The amendment proposed here would keep the innovation payment with all of those associated harms. It would also remove the proposed 'objects clause' from the bill. That would prevent the government from keeping its commitment to phasing out the innovation patents system and introducing an objects clause. Both these recommendations were accepted by the government in response to the Productivity Commission's review into intellectual property. I recommend the Senate does not support this amendment.
The Labor opposition is not supporting this amendment today. We recognise that this amendment would strike at the heart of the overall intent of the bill, which is to address the problem in relation to the low innovation threshold, which has proven more harmful than helpful, including for small to medium enterprises. We've seen a multitude of low-value patents covering everything from a pet bed to a pizza box that converts to a bib. This, in turn, has reduced the credibility that patents provide for attracting finance for commercialisation.
We've accepted that these are key issues with the current regime, and the amendments moved by Senator Patrick strike at the heart of some of the things that, with the government, we agree need to be addressed. We're concerned that we've only come some of the way in addressing the issues that this legislation has been brought before the chamber to address. We note that our amendments, which have been successful, will provide more time to address these issues, but we're very concerned that, on this government's watch, Australia's innovation ranking has fallen on the World Intellectual Property Organization's Global Innovation Index. We urge the government to address the need for greater support for Australian SMEs in protecting their intellectual property through the standard patent. Having said that, we affirm that we are opposing these amendments.
Senator Patrick had moved, by leave, two amendments together. Because amendment (2) on sheet 8738 opposed part of the bill, I put that question first—namely, that schedule 1 stand as printed. After the vote there is now no need to move amendment (1) on sheet 8738. With the indulgence of the chamber: there are now two procedural motions required to complete the committee's deliberations on the bill and I propose to move to that.

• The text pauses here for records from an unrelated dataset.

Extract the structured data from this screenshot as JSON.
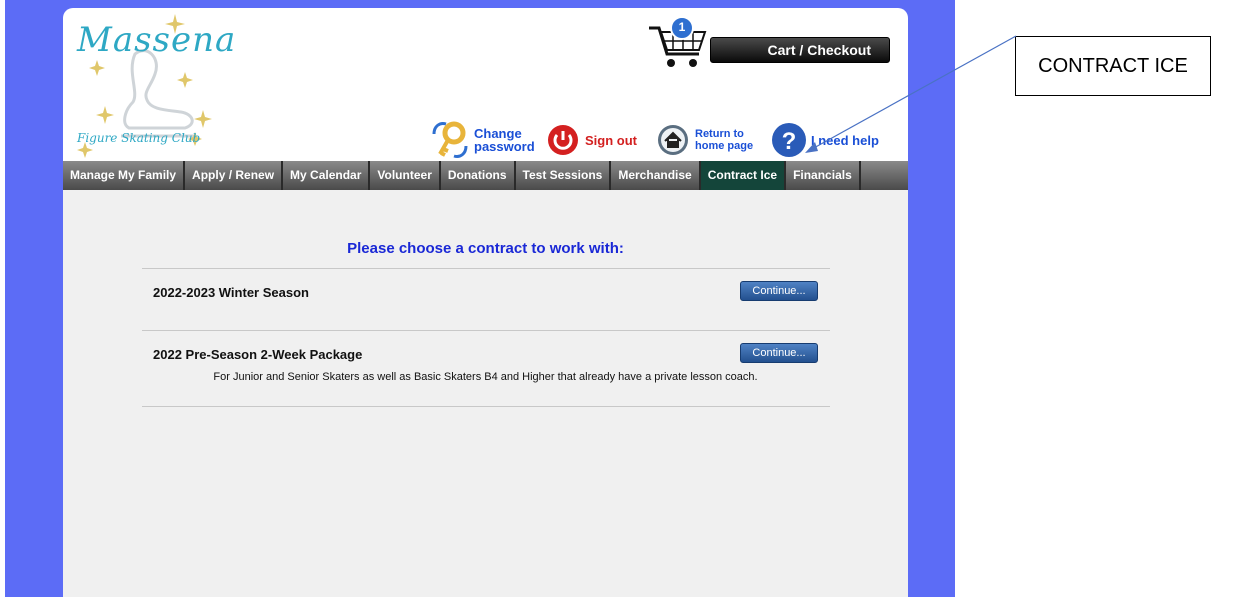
{
  "logo": {
    "title": "Massena",
    "subtitle": "Figure Skating Club"
  },
  "cart": {
    "count": "1",
    "button_label": "Cart / Checkout"
  },
  "utility": {
    "change_password_line1": "Change",
    "change_password_line2": "password",
    "sign_out": "Sign out",
    "return_home_line1": "Return to",
    "return_home_line2": "home page",
    "help": "I need help"
  },
  "nav": {
    "items": [
      {
        "label": "Manage My Family"
      },
      {
        "label": "Apply / Renew"
      },
      {
        "label": "My Calendar"
      },
      {
        "label": "Volunteer"
      },
      {
        "label": "Donations"
      },
      {
        "label": "Test Sessions"
      },
      {
        "label": "Merchandise"
      },
      {
        "label": "Contract Ice",
        "active": true
      },
      {
        "label": "Financials"
      }
    ]
  },
  "main": {
    "heading": "Please choose a contract to work with:",
    "contracts": [
      {
        "name": "2022-2023 Winter Season",
        "button": "Continue...",
        "description": ""
      },
      {
        "name": "2022 Pre-Season 2-Week Package",
        "button": "Continue...",
        "description": "For Junior and Senior Skaters as well as Basic Skaters B4 and Higher that already have a private lesson coach."
      }
    ]
  },
  "annotation": {
    "callout_text": "CONTRACT ICE"
  },
  "colors": {
    "page_background": "#5c6cf6",
    "nav_active": "#14453a",
    "heading": "#1a28d6",
    "button": "#2f62a8"
  }
}
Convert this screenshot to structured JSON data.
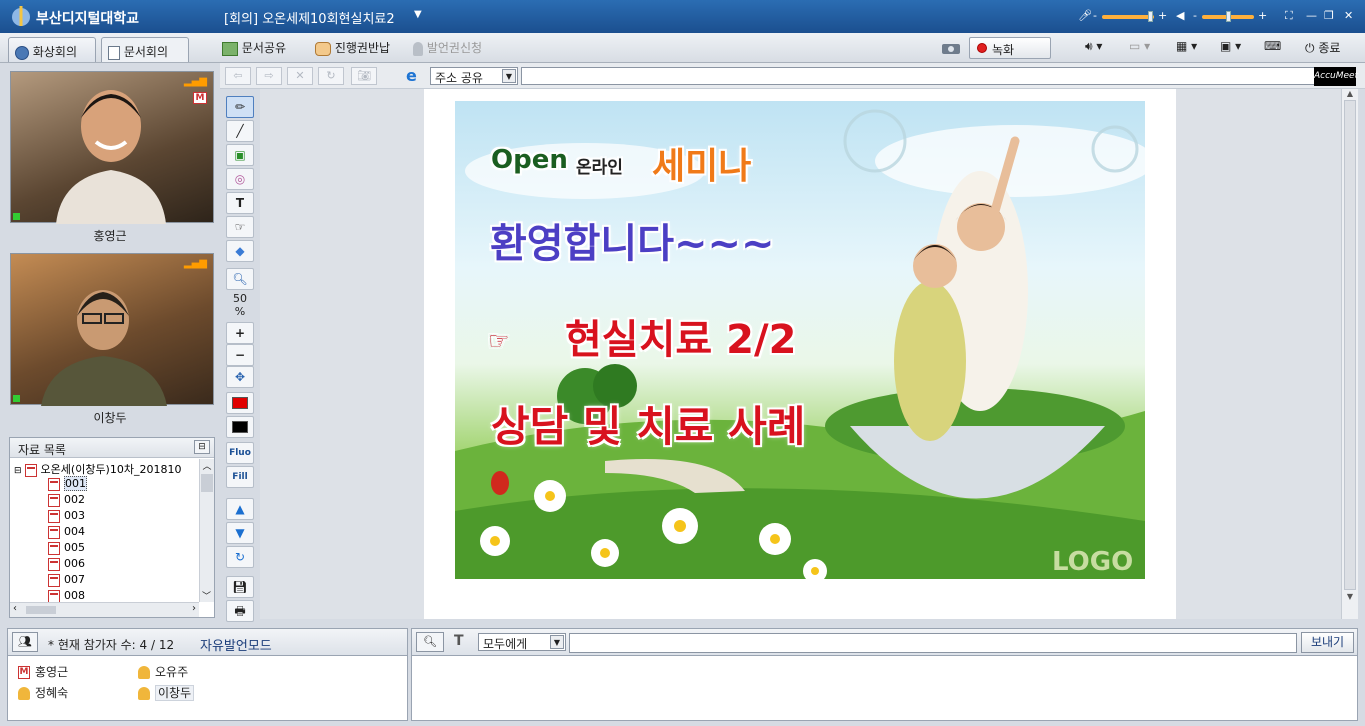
{
  "titlebar": {
    "school": "부산디지털대학교",
    "room": "[회의] 오온세제10회현실치료2"
  },
  "tabs": [
    {
      "label": "화상회의",
      "active": false
    },
    {
      "label": "문서회의",
      "active": true
    }
  ],
  "toolbar": {
    "share_doc": "문서공유",
    "return_control": "진행권반납",
    "request_speak": "발언권신청",
    "record": "녹화",
    "exit": "종료"
  },
  "videos": [
    {
      "name": "홍영근"
    },
    {
      "name": "이창두"
    }
  ],
  "files": {
    "header": "자료 목록",
    "root": "오온세(이창두)10차_201810",
    "pages": [
      "001",
      "002",
      "003",
      "004",
      "005",
      "006",
      "007",
      "008"
    ],
    "selected": "001"
  },
  "drawtools": {
    "zoom": "50",
    "zoom_unit": "%",
    "fluo": "Fluo",
    "fill": "Fill"
  },
  "navbar": {
    "url_mode": "주소 공유",
    "url_value": "",
    "brand": "AccuMeet"
  },
  "slide": {
    "line1_a": "Open",
    "line1_b": "온라인",
    "line1_c": "세미나",
    "line2": "환영합니다~~~",
    "line3": "현실치료  2/2",
    "line4": "상담 및 치료 사례",
    "logo": "LOGO"
  },
  "participants": {
    "count_label": "* 현재 참가자 수: 4 / 12",
    "mode": "자유발언모드",
    "list": [
      {
        "name": "홍영근",
        "role": "host"
      },
      {
        "name": "오유주",
        "role": "member"
      },
      {
        "name": "정혜숙",
        "role": "member"
      },
      {
        "name": "이창두",
        "role": "presenter"
      }
    ]
  },
  "chat": {
    "target": "모두에게",
    "message": "",
    "send": "보내기"
  },
  "colors": {
    "accent": "#1b4f8f",
    "pen_color": "#e00000",
    "fill_color": "#000000"
  }
}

Bill, as amended, agreed to.
Bill reported with amendments; report adopted.